Here in South Florida the bees get a nice treat during late September through early November, a large fall honey flow from the Brazilian pepper trees. This honey has a nice golden color and the flavor is mild with a slight “kick” to it, however it is not spicy as some may think because of the name. I actually prefer it over orange blossom honey.
It is such a large honey flow that the bees will swarm if you don’t split them ahead of time. So we use the long Labor Day weekend to make our splits and prevent swarming.
Brazilian pepper (Schinus terebinthifolius), also called Florida Holly, is an invasive species originating from South America. It is actually illegal to cultivate, sell or transport the seeds and plant. It is a very fast growing tree that spreads quickly and overtakes other native vegetation. It is very hard to eradicate because of how easy it proliferates.
Despite the negative perception many people have about the trees, we like them because our bees love them. We fully understand the environmental impacts is has had on native plants, but at the same time with honey bees on the decline, they need food sources too. This tree provides a great amount of honey for them to store and survive on during winter when not many other flowers are blooming.
Brazilian pepper flowers
Close up of Brazilian pepper flowers, they are very tiny.
Do you think this is a bee? Well, you’re wrong! It is a Drone Fly. They mimic the look of a bee to prevent predators from eating them.
Brazilian pepper seeds. This is how it got the nickname Florida Holly.
Lots of brood still being produced in fall.
Even drones being produced too!
Capped Brazilian pepper honey waiting to be extracted.
Look at that beautiful golden honey – liquid gold.
Yum! Fresh comb honey. We were blessed with all this great comb, but it wasn’t something we had planned.
Here is what happened:
When we caught our fall swarm we needed to give them a few frames with food and brood. So we took 2 frames from an existing hive, but didn’t have any empty frames on hand at the moment. We actually had an order with new frames on the way. So we left 2 frame slots empty and said we would add in 2 frames when they arrived. Fast forward a week and we totally forgot about the empty slots. We went to open the hive and could not get the cover off, it was stuck. Once we finally pried it open we realized what had happened.
The bees had filled up the empty space with new comb that was full of honey! Our first thought was what a big mess, but we decided to take advantage of the situation and carefully gather the comb.
So we turned a sticky mess into a sweet deal.
After we had our turkey dinner we got right down to jarring our honey. Maybe this will become a new Thanksgiving tradition. We were so excited to see how much we got this harvest. All this wonderful honey came from 2 hives during the Brazilian Pepper honey flow.
Yanni with all our honey
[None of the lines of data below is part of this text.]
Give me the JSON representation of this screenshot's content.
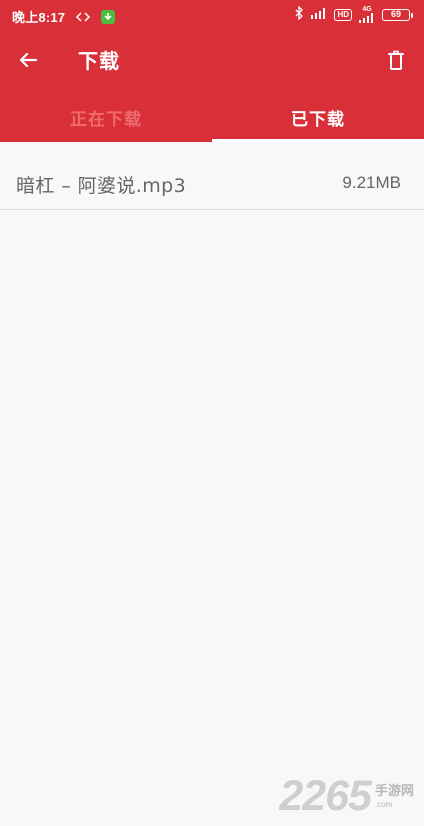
{
  "colors": {
    "header_red": "#D82F38",
    "tab_inactive": "#EE6A6E",
    "text_gray": "#666666",
    "background": "#F8F8F8"
  },
  "status_bar": {
    "time": "晚上8:17",
    "signal_label": "4G",
    "hd_label": "HD",
    "battery": "69"
  },
  "toolbar": {
    "title": "下载",
    "back_icon": "arrow-left-icon",
    "delete_icon": "trash-icon"
  },
  "tabs": [
    {
      "label": "正在下载",
      "active": false
    },
    {
      "label": "已下载",
      "active": true
    }
  ],
  "downloads": [
    {
      "name": "暗杠  – 阿婆说.mp3",
      "size": "9.21MB"
    }
  ],
  "watermark": {
    "number": "2265",
    "cn": "手游网",
    "en": ".com"
  }
}
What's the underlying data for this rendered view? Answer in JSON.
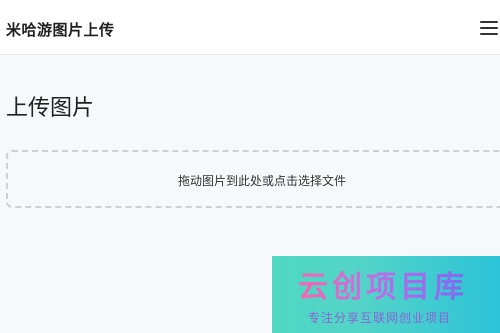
{
  "header": {
    "title": "米哈游图片上传",
    "menu_icon": "hamburger-menu-icon"
  },
  "main": {
    "page_title": "上传图片",
    "dropzone_text": "拖动图片到此处或点击选择文件"
  },
  "watermark": {
    "logo_text": "云创项目库",
    "slogan": "专注分享互联网创业项目"
  },
  "colors": {
    "header_bg": "#ffffff",
    "page_bg": "#f6f8fb",
    "dropzone_border": "#cdd1d7",
    "watermark_bg": "#4fd8c4",
    "watermark_logo": "#b86ee8"
  }
}
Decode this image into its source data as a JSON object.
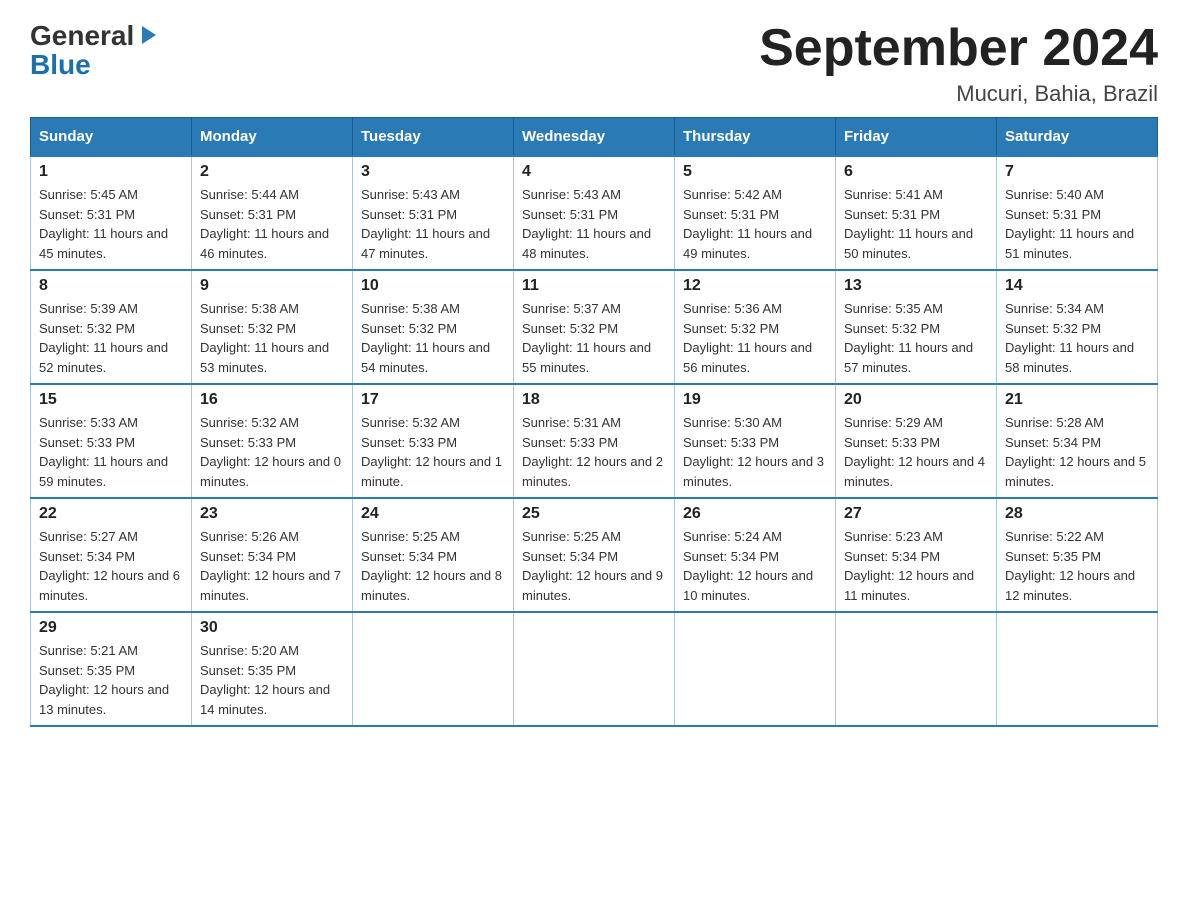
{
  "logo": {
    "general": "General",
    "blue": "Blue",
    "arrow": "▶"
  },
  "title": "September 2024",
  "location": "Mucuri, Bahia, Brazil",
  "weekdays": [
    "Sunday",
    "Monday",
    "Tuesday",
    "Wednesday",
    "Thursday",
    "Friday",
    "Saturday"
  ],
  "weeks": [
    [
      {
        "day": 1,
        "sunrise": "5:45 AM",
        "sunset": "5:31 PM",
        "daylight": "11 hours and 45 minutes."
      },
      {
        "day": 2,
        "sunrise": "5:44 AM",
        "sunset": "5:31 PM",
        "daylight": "11 hours and 46 minutes."
      },
      {
        "day": 3,
        "sunrise": "5:43 AM",
        "sunset": "5:31 PM",
        "daylight": "11 hours and 47 minutes."
      },
      {
        "day": 4,
        "sunrise": "5:43 AM",
        "sunset": "5:31 PM",
        "daylight": "11 hours and 48 minutes."
      },
      {
        "day": 5,
        "sunrise": "5:42 AM",
        "sunset": "5:31 PM",
        "daylight": "11 hours and 49 minutes."
      },
      {
        "day": 6,
        "sunrise": "5:41 AM",
        "sunset": "5:31 PM",
        "daylight": "11 hours and 50 minutes."
      },
      {
        "day": 7,
        "sunrise": "5:40 AM",
        "sunset": "5:31 PM",
        "daylight": "11 hours and 51 minutes."
      }
    ],
    [
      {
        "day": 8,
        "sunrise": "5:39 AM",
        "sunset": "5:32 PM",
        "daylight": "11 hours and 52 minutes."
      },
      {
        "day": 9,
        "sunrise": "5:38 AM",
        "sunset": "5:32 PM",
        "daylight": "11 hours and 53 minutes."
      },
      {
        "day": 10,
        "sunrise": "5:38 AM",
        "sunset": "5:32 PM",
        "daylight": "11 hours and 54 minutes."
      },
      {
        "day": 11,
        "sunrise": "5:37 AM",
        "sunset": "5:32 PM",
        "daylight": "11 hours and 55 minutes."
      },
      {
        "day": 12,
        "sunrise": "5:36 AM",
        "sunset": "5:32 PM",
        "daylight": "11 hours and 56 minutes."
      },
      {
        "day": 13,
        "sunrise": "5:35 AM",
        "sunset": "5:32 PM",
        "daylight": "11 hours and 57 minutes."
      },
      {
        "day": 14,
        "sunrise": "5:34 AM",
        "sunset": "5:32 PM",
        "daylight": "11 hours and 58 minutes."
      }
    ],
    [
      {
        "day": 15,
        "sunrise": "5:33 AM",
        "sunset": "5:33 PM",
        "daylight": "11 hours and 59 minutes."
      },
      {
        "day": 16,
        "sunrise": "5:32 AM",
        "sunset": "5:33 PM",
        "daylight": "12 hours and 0 minutes."
      },
      {
        "day": 17,
        "sunrise": "5:32 AM",
        "sunset": "5:33 PM",
        "daylight": "12 hours and 1 minute."
      },
      {
        "day": 18,
        "sunrise": "5:31 AM",
        "sunset": "5:33 PM",
        "daylight": "12 hours and 2 minutes."
      },
      {
        "day": 19,
        "sunrise": "5:30 AM",
        "sunset": "5:33 PM",
        "daylight": "12 hours and 3 minutes."
      },
      {
        "day": 20,
        "sunrise": "5:29 AM",
        "sunset": "5:33 PM",
        "daylight": "12 hours and 4 minutes."
      },
      {
        "day": 21,
        "sunrise": "5:28 AM",
        "sunset": "5:34 PM",
        "daylight": "12 hours and 5 minutes."
      }
    ],
    [
      {
        "day": 22,
        "sunrise": "5:27 AM",
        "sunset": "5:34 PM",
        "daylight": "12 hours and 6 minutes."
      },
      {
        "day": 23,
        "sunrise": "5:26 AM",
        "sunset": "5:34 PM",
        "daylight": "12 hours and 7 minutes."
      },
      {
        "day": 24,
        "sunrise": "5:25 AM",
        "sunset": "5:34 PM",
        "daylight": "12 hours and 8 minutes."
      },
      {
        "day": 25,
        "sunrise": "5:25 AM",
        "sunset": "5:34 PM",
        "daylight": "12 hours and 9 minutes."
      },
      {
        "day": 26,
        "sunrise": "5:24 AM",
        "sunset": "5:34 PM",
        "daylight": "12 hours and 10 minutes."
      },
      {
        "day": 27,
        "sunrise": "5:23 AM",
        "sunset": "5:34 PM",
        "daylight": "12 hours and 11 minutes."
      },
      {
        "day": 28,
        "sunrise": "5:22 AM",
        "sunset": "5:35 PM",
        "daylight": "12 hours and 12 minutes."
      }
    ],
    [
      {
        "day": 29,
        "sunrise": "5:21 AM",
        "sunset": "5:35 PM",
        "daylight": "12 hours and 13 minutes."
      },
      {
        "day": 30,
        "sunrise": "5:20 AM",
        "sunset": "5:35 PM",
        "daylight": "12 hours and 14 minutes."
      },
      null,
      null,
      null,
      null,
      null
    ]
  ],
  "labels": {
    "sunrise": "Sunrise:",
    "sunset": "Sunset:",
    "daylight": "Daylight:"
  }
}
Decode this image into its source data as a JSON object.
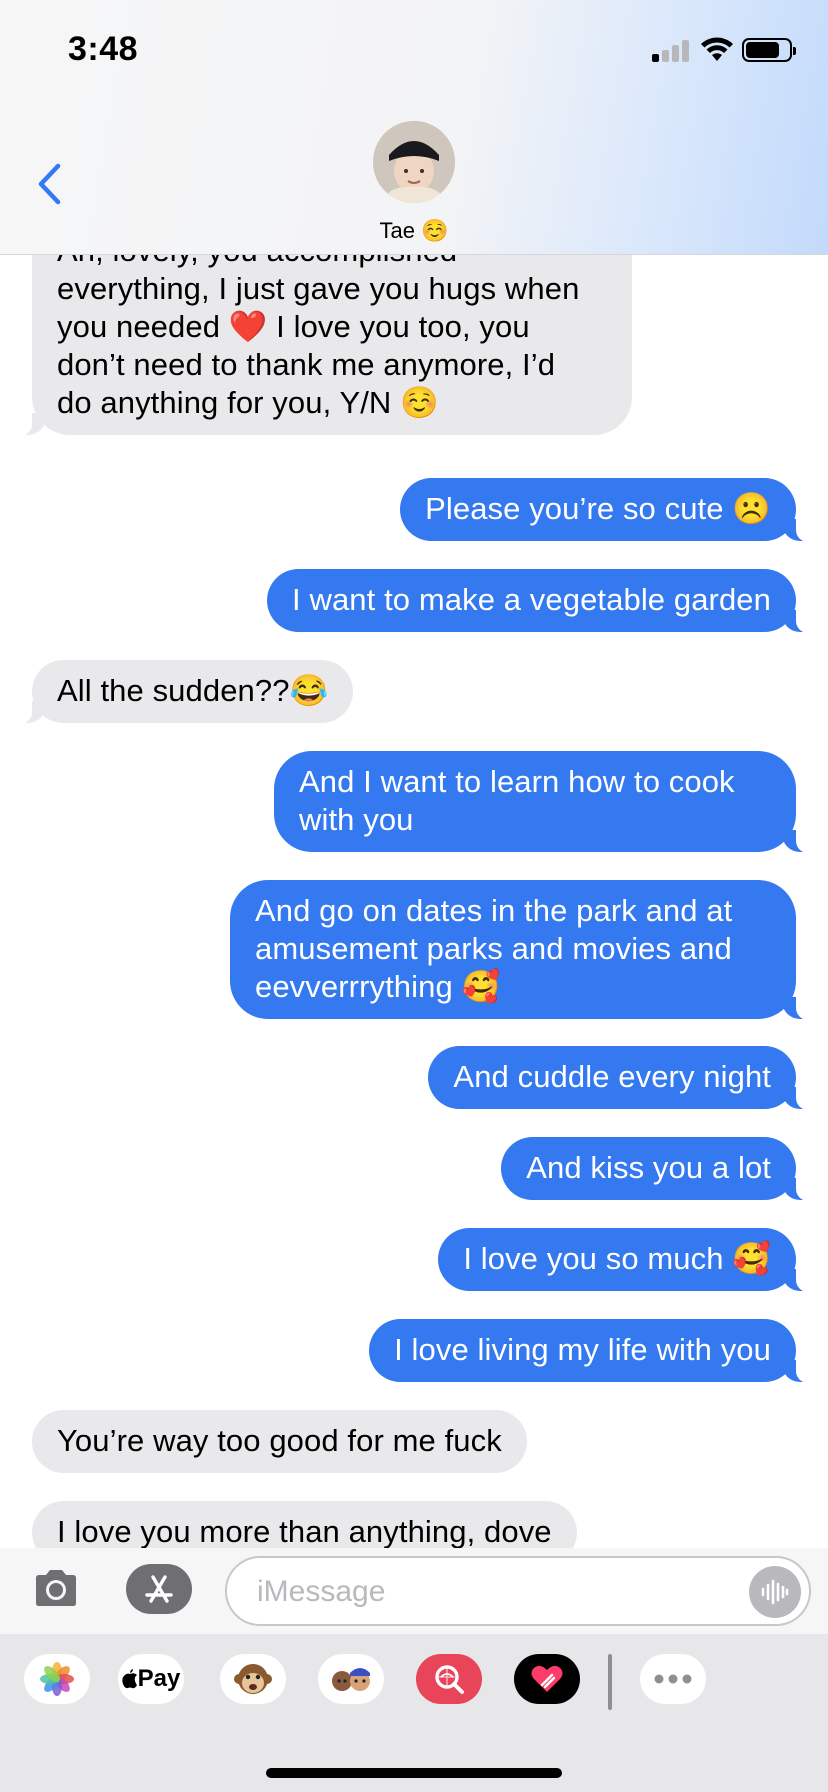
{
  "status_bar": {
    "time": "3:48"
  },
  "header": {
    "contact_name": "Tae ☺️"
  },
  "messages": [
    {
      "dir": "in",
      "text": "Ah, lovely, you accomplished\neverything, I just gave you hugs when\nyou needed ❤️ I love you too, you\ndon’t need to thank me anymore, I’d\ndo anything for you, Y/N ☺️"
    },
    {
      "dir": "out",
      "text": "Please you’re so cute ☹️"
    },
    {
      "dir": "out",
      "text": "I want to make a vegetable garden"
    },
    {
      "dir": "in",
      "text": "All the sudden??😂"
    },
    {
      "dir": "out",
      "text": "And I want to learn how to cook\nwith you"
    },
    {
      "dir": "out",
      "text": "And go on dates in the park and at\namusement parks and movies and\neevverrrything 🥰"
    },
    {
      "dir": "out",
      "text": "And cuddle every night"
    },
    {
      "dir": "out",
      "text": "And kiss you a lot"
    },
    {
      "dir": "out",
      "text": "I love you so much 🥰"
    },
    {
      "dir": "out",
      "text": "I love living my life with you"
    },
    {
      "dir": "in",
      "text": "You’re way too good for me fuck"
    },
    {
      "dir": "in",
      "text": "I love you more than anything, dove"
    }
  ],
  "input": {
    "placeholder": "iMessage"
  },
  "app_strip": {
    "apple_pay_label": "Pay",
    "icons": [
      "photos-icon",
      "apple-pay-icon",
      "monkey-memoji-icon",
      "memoji-icon",
      "image-search-icon",
      "digital-touch-icon",
      "more-icon"
    ]
  },
  "colors": {
    "outgoing": "#3479f0",
    "incoming": "#e9e9eb",
    "back_chevron": "#3478f6"
  }
}
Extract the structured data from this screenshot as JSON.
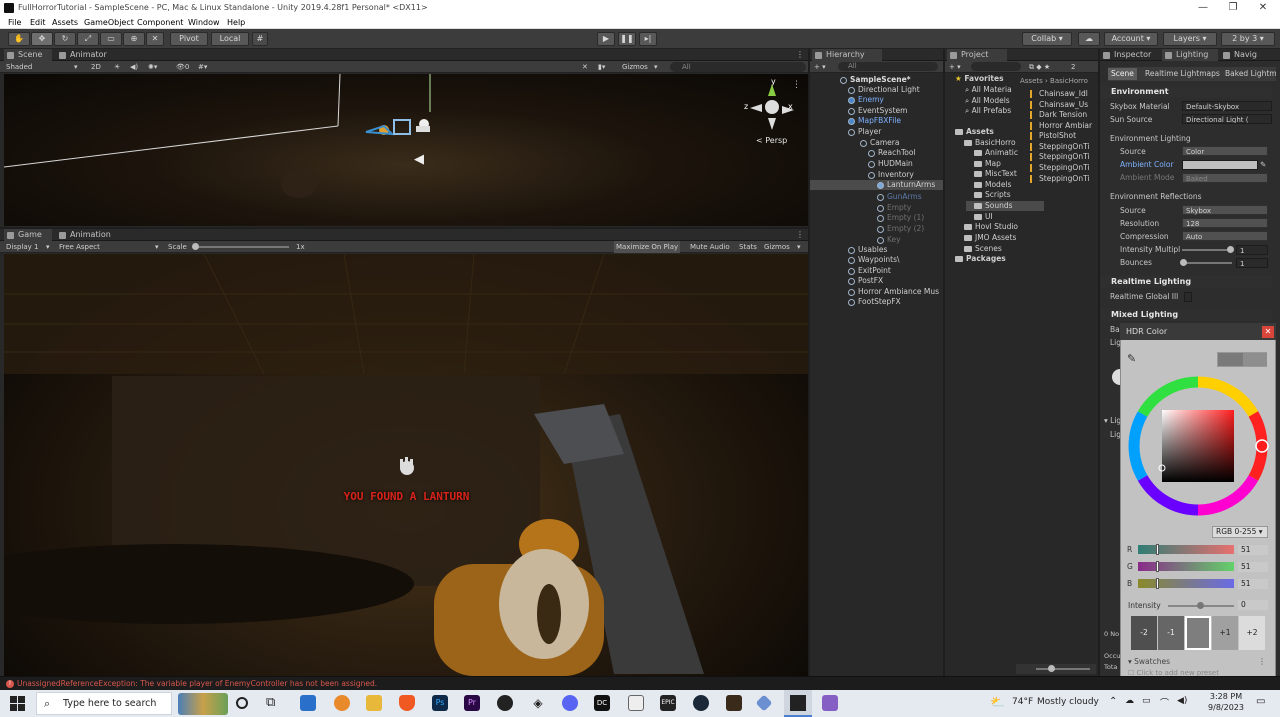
{
  "window": {
    "title": "FullHorrorTutorial - SampleScene - PC, Mac & Linux Standalone - Unity 2019.4.28f1 Personal* <DX11>",
    "minimize": "—",
    "maximize": "❐",
    "close": "✕"
  },
  "menu": [
    "File",
    "Edit",
    "Assets",
    "GameObject",
    "Component",
    "Window",
    "Help"
  ],
  "toolbar": {
    "pivot": "Pivot",
    "local": "Local",
    "collab": "Collab ▾",
    "account": "Account ▾",
    "layers": "Layers ▾",
    "layout": "2 by 3 ▾"
  },
  "scene": {
    "tab_scene": "Scene",
    "tab_animator": "Animator",
    "shading": "Shaded",
    "mode2d": "2D",
    "gizmos": "Gizmos",
    "search_placeholder": "All",
    "persp": "< Persp",
    "axis_z": "z",
    "axis_x": "x",
    "axis_y": "y"
  },
  "game": {
    "tab_game": "Game",
    "tab_animation": "Animation",
    "display": "Display 1",
    "aspect": "Free Aspect",
    "scale_label": "Scale",
    "scale_value": "1x",
    "maximize_on_play": "Maximize On Play",
    "mute_audio": "Mute Audio",
    "stats": "Stats",
    "gizmos": "Gizmos",
    "message": "YOU FOUND A LANTURN"
  },
  "hierarchy": {
    "title": "Hierarchy",
    "search_placeholder": "All",
    "items": [
      {
        "label": "SampleScene*",
        "style": "scene"
      },
      {
        "label": "Directional Light",
        "style": ""
      },
      {
        "label": "Enemy",
        "style": "blue"
      },
      {
        "label": "EventSystem",
        "style": ""
      },
      {
        "label": "MapFBXFile",
        "style": "blue"
      },
      {
        "label": "Player",
        "style": ""
      },
      {
        "label": "Camera",
        "style": ""
      },
      {
        "label": "ReachTool",
        "style": ""
      },
      {
        "label": "HUDMain",
        "style": ""
      },
      {
        "label": "Inventory",
        "style": ""
      },
      {
        "label": "LanturnArms",
        "style": "sel"
      },
      {
        "label": "GunArms",
        "style": "dimblue"
      },
      {
        "label": "Empty",
        "style": "dim"
      },
      {
        "label": "Empty (1)",
        "style": "dim"
      },
      {
        "label": "Empty (2)",
        "style": "dim"
      },
      {
        "label": "Key",
        "style": "dim"
      },
      {
        "label": "Usables",
        "style": ""
      },
      {
        "label": "Waypoints\\",
        "style": ""
      },
      {
        "label": "ExitPoint",
        "style": ""
      },
      {
        "label": "PostFX",
        "style": ""
      },
      {
        "label": "Horror Ambiance Mus",
        "style": ""
      },
      {
        "label": "FootStepFX",
        "style": ""
      }
    ]
  },
  "project": {
    "title": "Project",
    "badge": "2",
    "favorites": "Favorites",
    "fav_items": [
      "All Materia",
      "All Models",
      "All Prefabs"
    ],
    "assets": "Assets",
    "tree": [
      "BasicHorro",
      "Animatic",
      "Map",
      "MiscText",
      "Models",
      "Scripts",
      "Sounds",
      "UI",
      "Hovl Studio",
      "JMO Assets",
      "Scenes"
    ],
    "packages": "Packages",
    "breadcrumb": "Assets › BasicHorro",
    "files": [
      "Chainsaw_Idl",
      "Chainsaw_Us",
      "Dark Tension",
      "Horror Ambiar",
      "PistolShot",
      "SteppingOnTi",
      "SteppingOnTi",
      "SteppingOnTi",
      "SteppingOnTi"
    ]
  },
  "inspector": {
    "tab_inspector": "Inspector",
    "tab_lighting": "Lighting",
    "tab_navig": "Navig",
    "subtab_scene": "Scene",
    "subtab_realtime": "Realtime Lightmaps",
    "subtab_baked": "Baked Lightmaps",
    "environment": "Environment",
    "skybox_material_label": "Skybox Material",
    "skybox_material_value": "Default-Skybox",
    "sun_source_label": "Sun Source",
    "sun_source_value": "Directional Light (",
    "env_lighting": "Environment Lighting",
    "source_label": "Source",
    "source_value": "Color",
    "ambient_color_label": "Ambient Color",
    "ambient_mode_label": "Ambient Mode",
    "ambient_mode_value": "Baked",
    "env_reflections": "Environment Reflections",
    "refl_source_value": "Skybox",
    "resolution_label": "Resolution",
    "resolution_value": "128",
    "compression_label": "Compression",
    "compression_value": "Auto",
    "intensity_mult_label": "Intensity Multipl",
    "intensity_mult_value": "1",
    "bounces_label": "Bounces",
    "bounces_value": "1",
    "realtime_lighting": "Realtime Lighting",
    "realtime_gi_label": "Realtime Global Ill",
    "mixed_lighting": "Mixed Lighting",
    "frag1": "Ba",
    "frag2": "Lig",
    "frag3": "Lig",
    "frag4": "Lig",
    "frag5": "0 No",
    "frag6": "Occu",
    "frag7": "Tota"
  },
  "hdr_color": {
    "title": "HDR Color",
    "mode": "RGB 0-255 ▾",
    "r_label": "R",
    "r_value": "51",
    "g_label": "G",
    "g_value": "51",
    "b_label": "B",
    "b_value": "51",
    "intensity_label": "Intensity",
    "intensity_value": "0",
    "stops": [
      "-2",
      "-1",
      "",
      "+1",
      "+2"
    ],
    "swatches": "Swatches",
    "add_preset": "Click to add new preset"
  },
  "status": {
    "error": "UnassignedReferenceException: The variable player of EnemyController has not been assigned."
  },
  "taskbar": {
    "search_placeholder": "Type here to search",
    "weather_temp": "74°F",
    "weather_text": "Mostly cloudy",
    "time": "3:28 PM",
    "date": "9/8/2023"
  },
  "colors": {
    "accent_blue": "#7fb2ff",
    "error_red": "#d8574c",
    "ambient_swatch": "#bdbdbd",
    "lantern_orange": "#c9821f"
  }
}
All of our hives are doing great. All three have queens and look to be in good shape for the winter. We couldn’t be more thankful for our bees.
This is the part of beekeeping that everyone ooh’s and ahh’s about – honey. It’s the fruit of your labor. So what goes into extracting all that honey? Well I’m going to show you…and yes, it is a sticky mess.
Step 1: Gather your extracting equipment. The basic items you will need is an uncapping bin, an extractor, a bucket, filters/strainers and an uncapping knife. Make sure everything has be thoroughly washed and is clean.
Gather your equipment
Step 2: Gather your frames full of honey. Don’t worry, we still left some for the bees in their hives.
Gather your frames
Step 3: Begin uncapping your frames. When honey is ready in the honeycomb the bees will cap it (cover it) with wax. This seals in and protects the finished product while it is still in the hive.
Step 4: Place your frames in the extractor to collect your honey. There are many types and sizes of extractors you can get, based on your needs and budget.
Step 5: Filter, filter, filter. We run our honey through 3 filters. A coarse one that gathers the larger pieces of wax in the honey, a medium filter that catches anything the first one missed, and a very fine filter that will catch any remaining small particles of wax.
Step 6: Wait. This is the hardest part! We let the honey sit for about 15 days. This gives the honey time to settle. All the air bubbles and any impurities will separate and allow you to skim it off.
Step 7: After you have waited you can go ahead and jar your honey. I’ll post some pictures of that once we get to it.